Import of energy products is on the increase with the rise of mercury to cope with the mounting demands in power plants, industries and irrigation.
The government's import payment would also escalate, thanks to increased import of energy products, market insiders said.
The state-run Petrobangla has already purchased two LNG cargoes for March delivery after five months into its previous imports from spot market, said a senior Petrobangla official.
It purchased only one cargo of LNG (liquefied natural gas) in September, he added.
It has also decided to increase import from spot market by 50 per cent in April as it would buy three cargoes instead of two per month as planned.
Petrobangla's purchase of LNG from spot market is in addition to regular imports of five to six cargoes from term suppliers every month. Each cargo carries around 138,000 cubic metres of LNG.
Furnace oil import by the private sector is also set to rise by around 16 per cent in March than in February to generate electricity to manage the mounting demand.
The private sector expects to import 350,000 tonnes in March, although Bangladesh secures two spot LNG cargoes for March, according to Bangladesh Independent Power Producers' Association president Imran Karim.
March is usually the first month after winter when temperature starts rising.
Demand for power typically increases after the cool temperature with increased use of cooling electric apparatus like air conditioner and air cooler.
Diesel import by the state-run Bangladesh Petroleum Corporation (BPC) is also on the rise to meet the oil's mounting demand for irrigation.
The private sector imported 300,000 tonnes in February, which was higher than expected for higher consumption at furnace oil-fired power plants with no LNG cargo from spot market in February.
A major portion of imported LNG and furnace oil in Bangladesh is consumed by power plants.
Bangladesh imported about 3.2-million tonnes of furnace oil with 3.50-per cent sulfur in fiscal year 2019-2020.
Of them, 2.90-million tonnes were imported by the private sector to run their power plants and the remaining 300,000 tonnes by the BPC.
Furnace oil import in fiscal year 2020 was almost similar to that in the previous fiscal year.

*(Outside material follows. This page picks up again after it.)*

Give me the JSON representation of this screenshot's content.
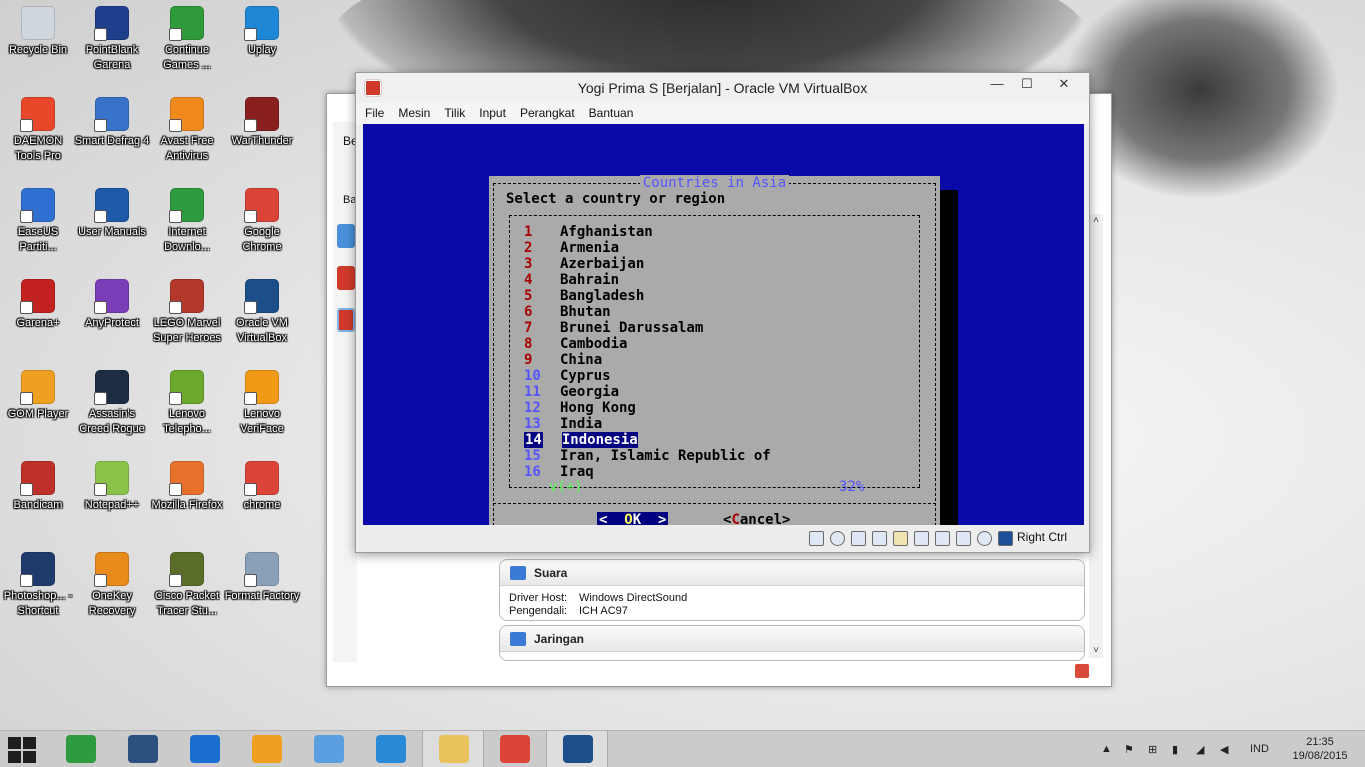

Bangladesh has some 5,700 megawatt (MW) of furnace oil-fired plants-4,500MW by the private sector and the remaining 1,200 MW is state-owned.